Consider what your audience wants. It's too easy to write the book for you, the writer, but you have to consider what concerns your audience.
- Ages 8-12
- Care about personal loss (loss of parents, home, pets. They see bigger loss, such as 9/11, but are disconnected from the bigger picture beyond their person)
- Concerned about isolation and being alone
- Bullying is a big theme
- School issues is classic
- Gender issues arise, but it's more along the lines of "girls, ew!" not sexual
- Ages 12+
- Body image becomes an issue (Gratz mentioned that he didn't comb his hair until he was 14—before then, it didn't matter)
- Adulthood is a concern—questions about what comes next
- Sex is an issue. Before now, the boys felt funny about girls, but by high school, it's not funny any more.
- Drugs and alcohol do exist in this world. Your character or readers don't necessarily to do them, but they know it's there.
- Relationships tend to be absolute (OMG! I will never love again!)
- Religion becomes a question—no longer blind acceptance, but they begin to question their faith.
Now, these are general assumptions, and these issues do cross-over, but the important thing to think about is how the characters fit into these roles.

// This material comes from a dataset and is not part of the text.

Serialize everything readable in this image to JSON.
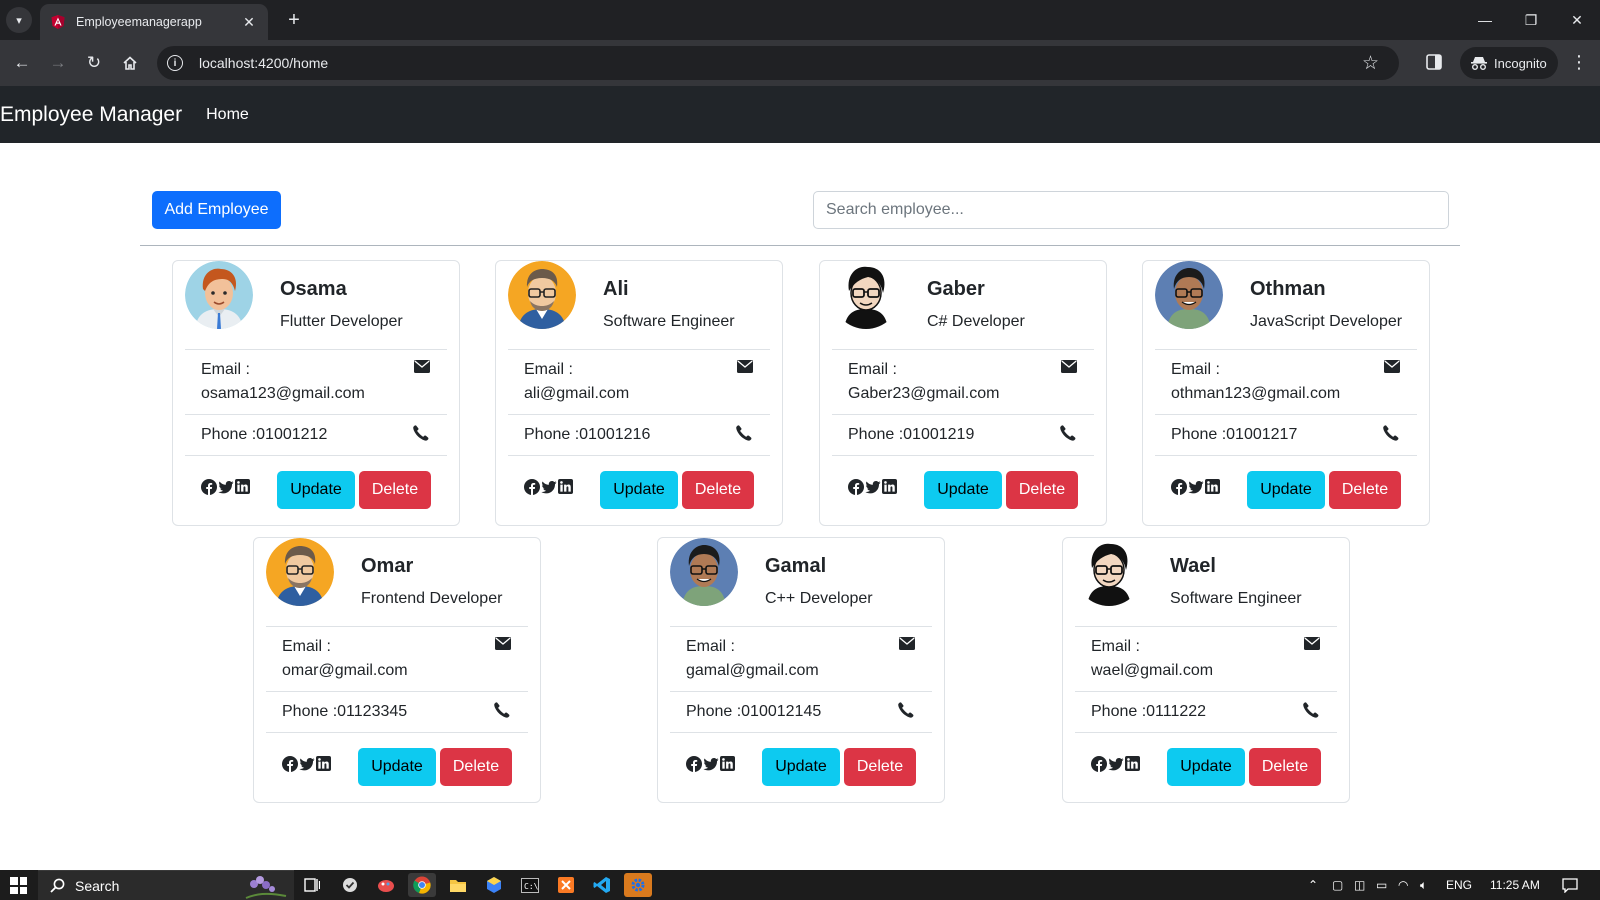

Gratz gave an example of divorce. A MG character would look at the divorce of his parents in an internal way: who's house will I live at, where will my stuff be, how will it affect me personally. A YA character would consider these issues, too, but he'd also question if there is such a thing as true love, wonder if dad is a bad person because he cheated, wonder if he loves one parent more than another.
As Gratz said, "Your story always needs to be about the kid. Find the child's story."